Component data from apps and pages

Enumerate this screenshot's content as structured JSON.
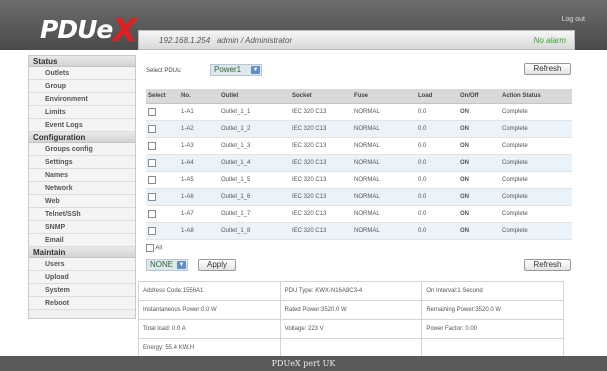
{
  "header": {
    "logo_text": "PDUe",
    "logo_x": "X",
    "logout": "Log out",
    "ip": "192.168.1.254",
    "user": "admin / Administrator",
    "alarm": "No alarm"
  },
  "sidebar": {
    "status_title": "Status",
    "status_items": [
      "Outlets",
      "Group",
      "Environment",
      "Limits",
      "Event Logs"
    ],
    "config_title": "Configuration",
    "config_items": [
      "Groups config",
      "Settings",
      "Names",
      "Network",
      "Web",
      "Telnet/SSh",
      "SNMP",
      "Email"
    ],
    "maintain_title": "Maintain",
    "maintain_items": [
      "Users",
      "Upload",
      "System",
      "Reboot"
    ]
  },
  "controls": {
    "select_label": "Select PDUs:",
    "pdu_selected": "Power1",
    "refresh": "Refresh",
    "all_label": "All",
    "action_selected": "NONE",
    "apply": "Apply"
  },
  "table": {
    "headers": [
      "Select",
      "No.",
      "Outlet",
      "Socket",
      "Fuse",
      "Load",
      "On/Off",
      "Action Status"
    ],
    "rows": [
      {
        "no": "1-A1",
        "outlet": "Outlet_1_1",
        "socket": "IEC 320 C13",
        "fuse": "NORMAL",
        "load": "0.0",
        "state": "ON",
        "status": "Complete"
      },
      {
        "no": "1-A2",
        "outlet": "Outlet_1_2",
        "socket": "IEC 320 C13",
        "fuse": "NORMAL",
        "load": "0.0",
        "state": "ON",
        "status": "Complete"
      },
      {
        "no": "1-A3",
        "outlet": "Outlet_1_3",
        "socket": "IEC 320 C13",
        "fuse": "NORMAL",
        "load": "0.0",
        "state": "ON",
        "status": "Complete"
      },
      {
        "no": "1-A4",
        "outlet": "Outlet_1_4",
        "socket": "IEC 320 C13",
        "fuse": "NORMAL",
        "load": "0.0",
        "state": "ON",
        "status": "Complete"
      },
      {
        "no": "1-A5",
        "outlet": "Outlet_1_5",
        "socket": "IEC 320 C13",
        "fuse": "NORMAL",
        "load": "0.0",
        "state": "ON",
        "status": "Complete"
      },
      {
        "no": "1-A6",
        "outlet": "Outlet_1_6",
        "socket": "IEC 320 C13",
        "fuse": "NORMAL",
        "load": "0.0",
        "state": "ON",
        "status": "Complete"
      },
      {
        "no": "1-A7",
        "outlet": "Outlet_1_7",
        "socket": "IEC 320 C13",
        "fuse": "NORMAL",
        "load": "0.0",
        "state": "ON",
        "status": "Complete"
      },
      {
        "no": "1-A8",
        "outlet": "Outlet_1_8",
        "socket": "IEC 320 C13",
        "fuse": "NORMAL",
        "load": "0.0",
        "state": "ON",
        "status": "Complete"
      }
    ]
  },
  "info": {
    "address": "Address Code:1556A1",
    "pdu_type": "PDU Type: KWX-N16A8C3-4",
    "on_interval": "On Interval:1 Second",
    "instant_power": "Instantaneous Power:0.0 W",
    "rated_power": "Rated Power:3520.0 W",
    "remaining_power": "Remaining Power:3520.0 W",
    "total_load": "Total load: 0.0 A",
    "voltage": "Voltage: 223 V",
    "power_factor": "Power Factor: 0.00",
    "energy": "Energy: 55.4 KW.H"
  },
  "footer": {
    "text": "PDUeX pert UK"
  },
  "colors": {
    "on": "#2a9a2a",
    "alarm": "#3aa032",
    "logo_x": "#e02020"
  }
}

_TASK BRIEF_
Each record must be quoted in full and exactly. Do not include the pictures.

_RESPONSE TO THE EXERCISE_
Enumerate this screenshot's content as structured JSON.
{
  "header": {
    "logo_text": "PDUe",
    "logo_x": "X",
    "logout": "Log out",
    "ip": "192.168.1.254",
    "user": "admin / Administrator",
    "alarm": "No alarm"
  },
  "sidebar": {
    "status_title": "Status",
    "status_items": [
      "Outlets",
      "Group",
      "Environment",
      "Limits",
      "Event Logs"
    ],
    "config_title": "Configuration",
    "config_items": [
      "Groups config",
      "Settings",
      "Names",
      "Network",
      "Web",
      "Telnet/SSh",
      "SNMP",
      "Email"
    ],
    "maintain_title": "Maintain",
    "maintain_items": [
      "Users",
      "Upload",
      "System",
      "Reboot"
    ]
  },
  "controls": {
    "select_label": "Select PDUs:",
    "pdu_selected": "Power1",
    "refresh": "Refresh",
    "all_label": "All",
    "action_selected": "NONE",
    "apply": "Apply"
  },
  "table": {
    "headers": [
      "Select",
      "No.",
      "Outlet",
      "Socket",
      "Fuse",
      "Load",
      "On/Off",
      "Action Status"
    ],
    "rows": [
      {
        "no": "1-A1",
        "outlet": "Outlet_1_1",
        "socket": "IEC 320 C13",
        "fuse": "NORMAL",
        "load": "0.0",
        "state": "ON",
        "status": "Complete"
      },
      {
        "no": "1-A2",
        "outlet": "Outlet_1_2",
        "socket": "IEC 320 C13",
        "fuse": "NORMAL",
        "load": "0.0",
        "state": "ON",
        "status": "Complete"
      },
      {
        "no": "1-A3",
        "outlet": "Outlet_1_3",
        "socket": "IEC 320 C13",
        "fuse": "NORMAL",
        "load": "0.0",
        "state": "ON",
        "status": "Complete"
      },
      {
        "no": "1-A4",
        "outlet": "Outlet_1_4",
        "socket": "IEC 320 C13",
        "fuse": "NORMAL",
        "load": "0.0",
        "state": "ON",
        "status": "Complete"
      },
      {
        "no": "1-A5",
        "outlet": "Outlet_1_5",
        "socket": "IEC 320 C13",
        "fuse": "NORMAL",
        "load": "0.0",
        "state": "ON",
        "status": "Complete"
      },
      {
        "no": "1-A6",
        "outlet": "Outlet_1_6",
        "socket": "IEC 320 C13",
        "fuse": "NORMAL",
        "load": "0.0",
        "state": "ON",
        "status": "Complete"
      },
      {
        "no": "1-A7",
        "outlet": "Outlet_1_7",
        "socket": "IEC 320 C13",
        "fuse": "NORMAL",
        "load": "0.0",
        "state": "ON",
        "status": "Complete"
      },
      {
        "no": "1-A8",
        "outlet": "Outlet_1_8",
        "socket": "IEC 320 C13",
        "fuse": "NORMAL",
        "load": "0.0",
        "state": "ON",
        "status": "Complete"
      }
    ]
  },
  "info": {
    "address": "Address Code:1556A1",
    "pdu_type": "PDU Type: KWX-N16A8C3-4",
    "on_interval": "On Interval:1 Second",
    "instant_power": "Instantaneous Power:0.0 W",
    "rated_power": "Rated Power:3520.0 W",
    "remaining_power": "Remaining Power:3520.0 W",
    "total_load": "Total load: 0.0 A",
    "voltage": "Voltage: 223 V",
    "power_factor": "Power Factor: 0.00",
    "energy": "Energy: 55.4 KW.H"
  },
  "footer": {
    "text": "PDUeX pert UK"
  },
  "colors": {
    "on": "#2a9a2a",
    "alarm": "#3aa032",
    "logo_x": "#e02020"
  }
}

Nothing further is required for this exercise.